## [Aim of the exercise]
Could you tally the lines in the listing below that include the word "this"? Respond with the total alone.
--- START ---
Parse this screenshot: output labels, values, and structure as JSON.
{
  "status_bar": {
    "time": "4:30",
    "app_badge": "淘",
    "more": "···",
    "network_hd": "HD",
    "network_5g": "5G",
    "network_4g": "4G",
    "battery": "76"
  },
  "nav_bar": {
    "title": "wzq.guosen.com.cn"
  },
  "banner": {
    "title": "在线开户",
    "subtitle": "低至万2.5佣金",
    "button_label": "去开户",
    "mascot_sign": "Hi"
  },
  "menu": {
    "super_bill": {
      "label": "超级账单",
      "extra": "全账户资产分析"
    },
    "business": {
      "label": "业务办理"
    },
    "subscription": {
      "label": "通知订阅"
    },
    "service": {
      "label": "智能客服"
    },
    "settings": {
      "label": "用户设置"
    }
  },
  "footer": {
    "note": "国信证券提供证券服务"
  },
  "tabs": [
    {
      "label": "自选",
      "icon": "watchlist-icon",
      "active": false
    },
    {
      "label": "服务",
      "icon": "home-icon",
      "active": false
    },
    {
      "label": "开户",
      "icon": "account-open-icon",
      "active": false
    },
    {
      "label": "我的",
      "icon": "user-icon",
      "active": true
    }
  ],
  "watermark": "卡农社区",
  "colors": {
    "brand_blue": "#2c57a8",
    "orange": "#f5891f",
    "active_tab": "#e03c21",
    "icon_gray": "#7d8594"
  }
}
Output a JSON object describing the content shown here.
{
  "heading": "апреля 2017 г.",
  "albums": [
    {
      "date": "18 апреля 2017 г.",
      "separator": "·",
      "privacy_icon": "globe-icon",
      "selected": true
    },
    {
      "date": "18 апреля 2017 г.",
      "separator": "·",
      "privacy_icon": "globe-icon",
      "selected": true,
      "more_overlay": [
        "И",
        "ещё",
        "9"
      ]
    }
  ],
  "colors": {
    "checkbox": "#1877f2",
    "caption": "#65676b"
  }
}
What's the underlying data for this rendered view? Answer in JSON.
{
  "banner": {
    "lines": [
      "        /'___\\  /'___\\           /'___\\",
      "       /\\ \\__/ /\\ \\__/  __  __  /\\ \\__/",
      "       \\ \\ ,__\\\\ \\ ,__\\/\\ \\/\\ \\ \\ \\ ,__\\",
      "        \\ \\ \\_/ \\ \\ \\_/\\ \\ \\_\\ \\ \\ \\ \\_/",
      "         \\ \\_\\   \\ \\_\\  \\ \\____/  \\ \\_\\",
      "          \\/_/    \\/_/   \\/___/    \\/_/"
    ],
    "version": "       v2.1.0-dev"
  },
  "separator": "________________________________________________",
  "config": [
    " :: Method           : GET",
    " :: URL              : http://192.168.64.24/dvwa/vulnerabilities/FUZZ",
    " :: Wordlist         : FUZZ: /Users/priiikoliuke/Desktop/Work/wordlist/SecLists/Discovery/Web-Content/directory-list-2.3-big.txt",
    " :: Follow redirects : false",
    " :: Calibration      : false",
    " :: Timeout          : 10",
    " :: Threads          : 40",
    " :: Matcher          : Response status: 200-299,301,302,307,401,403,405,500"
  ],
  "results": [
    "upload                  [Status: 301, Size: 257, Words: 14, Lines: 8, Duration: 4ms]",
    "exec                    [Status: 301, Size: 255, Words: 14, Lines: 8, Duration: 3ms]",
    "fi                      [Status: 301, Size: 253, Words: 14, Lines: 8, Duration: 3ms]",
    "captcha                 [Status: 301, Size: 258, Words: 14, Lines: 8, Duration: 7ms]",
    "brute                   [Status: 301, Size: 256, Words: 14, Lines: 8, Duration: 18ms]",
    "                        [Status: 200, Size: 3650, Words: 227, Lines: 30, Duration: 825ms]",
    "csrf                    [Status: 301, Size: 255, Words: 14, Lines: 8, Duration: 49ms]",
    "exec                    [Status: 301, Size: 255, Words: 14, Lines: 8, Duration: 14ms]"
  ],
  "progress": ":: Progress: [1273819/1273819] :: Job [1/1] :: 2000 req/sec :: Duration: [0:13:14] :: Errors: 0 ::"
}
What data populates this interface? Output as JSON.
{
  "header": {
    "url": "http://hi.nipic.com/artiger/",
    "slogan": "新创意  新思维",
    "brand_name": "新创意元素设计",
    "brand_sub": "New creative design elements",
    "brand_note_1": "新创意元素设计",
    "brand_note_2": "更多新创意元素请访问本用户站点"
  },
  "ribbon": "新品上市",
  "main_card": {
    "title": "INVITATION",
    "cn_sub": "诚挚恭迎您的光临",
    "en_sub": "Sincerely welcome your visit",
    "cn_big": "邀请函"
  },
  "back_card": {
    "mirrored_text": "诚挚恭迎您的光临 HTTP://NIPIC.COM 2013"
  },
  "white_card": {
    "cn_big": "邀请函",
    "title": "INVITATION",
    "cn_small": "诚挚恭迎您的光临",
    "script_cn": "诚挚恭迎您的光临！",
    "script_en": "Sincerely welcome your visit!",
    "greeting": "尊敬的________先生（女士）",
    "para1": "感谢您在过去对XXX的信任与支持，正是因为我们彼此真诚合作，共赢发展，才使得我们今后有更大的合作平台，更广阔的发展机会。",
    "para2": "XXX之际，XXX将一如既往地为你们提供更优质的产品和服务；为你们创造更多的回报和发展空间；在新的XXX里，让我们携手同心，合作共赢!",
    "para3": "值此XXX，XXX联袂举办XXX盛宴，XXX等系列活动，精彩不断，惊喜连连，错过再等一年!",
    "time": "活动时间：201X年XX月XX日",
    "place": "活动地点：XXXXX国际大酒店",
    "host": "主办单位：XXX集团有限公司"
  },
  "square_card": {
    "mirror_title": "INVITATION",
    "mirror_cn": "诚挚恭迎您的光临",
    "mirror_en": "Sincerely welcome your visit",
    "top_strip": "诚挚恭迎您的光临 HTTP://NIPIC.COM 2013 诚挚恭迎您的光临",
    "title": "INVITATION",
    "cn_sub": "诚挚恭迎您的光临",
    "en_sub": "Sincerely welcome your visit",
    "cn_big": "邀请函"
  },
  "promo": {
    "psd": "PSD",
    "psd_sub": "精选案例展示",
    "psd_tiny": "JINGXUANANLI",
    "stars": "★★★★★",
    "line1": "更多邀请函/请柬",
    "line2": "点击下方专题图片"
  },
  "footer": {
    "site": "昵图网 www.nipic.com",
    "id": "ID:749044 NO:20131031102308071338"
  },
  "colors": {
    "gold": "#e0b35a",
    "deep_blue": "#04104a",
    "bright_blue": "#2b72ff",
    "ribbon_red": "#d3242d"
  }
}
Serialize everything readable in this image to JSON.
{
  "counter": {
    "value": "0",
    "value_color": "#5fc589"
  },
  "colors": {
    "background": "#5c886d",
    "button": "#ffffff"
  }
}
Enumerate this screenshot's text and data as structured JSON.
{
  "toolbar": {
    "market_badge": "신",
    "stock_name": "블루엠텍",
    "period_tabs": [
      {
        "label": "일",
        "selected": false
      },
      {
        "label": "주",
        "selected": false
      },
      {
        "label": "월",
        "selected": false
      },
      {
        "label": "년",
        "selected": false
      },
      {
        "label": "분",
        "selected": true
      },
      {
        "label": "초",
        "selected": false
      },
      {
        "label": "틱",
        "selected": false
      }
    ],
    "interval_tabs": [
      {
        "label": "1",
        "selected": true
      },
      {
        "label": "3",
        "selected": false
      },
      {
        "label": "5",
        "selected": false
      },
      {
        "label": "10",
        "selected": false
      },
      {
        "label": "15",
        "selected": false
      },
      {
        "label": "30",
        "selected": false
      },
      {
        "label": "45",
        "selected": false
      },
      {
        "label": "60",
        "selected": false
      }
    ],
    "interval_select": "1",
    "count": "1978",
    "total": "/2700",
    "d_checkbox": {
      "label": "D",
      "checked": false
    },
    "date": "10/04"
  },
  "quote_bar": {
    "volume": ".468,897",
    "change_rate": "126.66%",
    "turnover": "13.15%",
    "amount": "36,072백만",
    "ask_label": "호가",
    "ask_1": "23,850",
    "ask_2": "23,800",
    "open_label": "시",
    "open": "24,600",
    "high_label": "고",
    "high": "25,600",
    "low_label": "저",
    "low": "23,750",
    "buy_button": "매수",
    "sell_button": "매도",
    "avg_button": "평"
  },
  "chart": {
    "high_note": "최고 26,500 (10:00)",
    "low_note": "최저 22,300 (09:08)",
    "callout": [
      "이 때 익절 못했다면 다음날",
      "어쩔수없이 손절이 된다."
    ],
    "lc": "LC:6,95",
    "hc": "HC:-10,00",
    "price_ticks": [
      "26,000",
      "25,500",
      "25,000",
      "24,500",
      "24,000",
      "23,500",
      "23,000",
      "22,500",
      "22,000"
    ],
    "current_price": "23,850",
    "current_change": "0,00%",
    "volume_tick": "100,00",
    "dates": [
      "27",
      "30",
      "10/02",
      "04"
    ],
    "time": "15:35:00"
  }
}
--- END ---
## [Result below]
5